**TASK INSTRUCTIONS:** Without the pictures, copy all of the data exactly.

**Excerpts from a dataset:**
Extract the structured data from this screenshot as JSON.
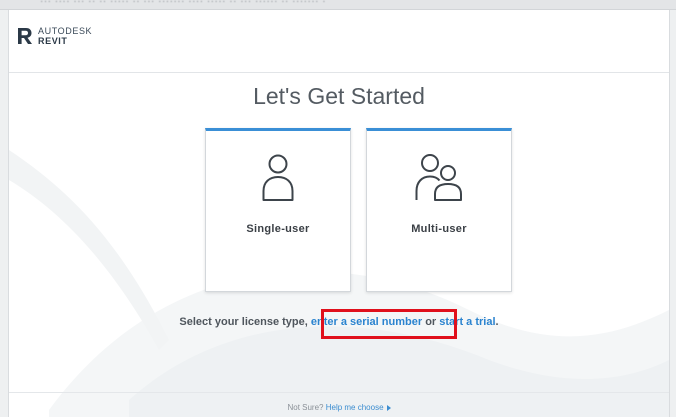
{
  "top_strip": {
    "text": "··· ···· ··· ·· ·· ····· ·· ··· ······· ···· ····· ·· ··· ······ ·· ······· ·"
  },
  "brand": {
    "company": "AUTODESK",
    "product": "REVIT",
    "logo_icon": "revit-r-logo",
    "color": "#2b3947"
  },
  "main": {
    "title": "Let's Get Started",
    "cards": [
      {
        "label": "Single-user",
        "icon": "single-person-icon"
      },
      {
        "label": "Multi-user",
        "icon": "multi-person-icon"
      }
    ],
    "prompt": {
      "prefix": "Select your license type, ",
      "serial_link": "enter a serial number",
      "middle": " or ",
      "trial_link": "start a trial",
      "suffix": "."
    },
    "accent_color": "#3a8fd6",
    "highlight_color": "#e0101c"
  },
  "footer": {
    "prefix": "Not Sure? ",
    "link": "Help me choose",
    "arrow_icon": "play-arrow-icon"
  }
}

**PROBLEM SOLUTION:**
Extract the structured data from this screenshot as JSON.
{
  "top_strip": {
    "text": "··· ···· ··· ·· ·· ····· ·· ··· ······· ···· ····· ·· ··· ······ ·· ······· ·"
  },
  "brand": {
    "company": "AUTODESK",
    "product": "REVIT",
    "logo_icon": "revit-r-logo",
    "color": "#2b3947"
  },
  "main": {
    "title": "Let's Get Started",
    "cards": [
      {
        "label": "Single-user",
        "icon": "single-person-icon"
      },
      {
        "label": "Multi-user",
        "icon": "multi-person-icon"
      }
    ],
    "prompt": {
      "prefix": "Select your license type, ",
      "serial_link": "enter a serial number",
      "middle": " or ",
      "trial_link": "start a trial",
      "suffix": "."
    },
    "accent_color": "#3a8fd6",
    "highlight_color": "#e0101c"
  },
  "footer": {
    "prefix": "Not Sure? ",
    "link": "Help me choose",
    "arrow_icon": "play-arrow-icon"
  }
}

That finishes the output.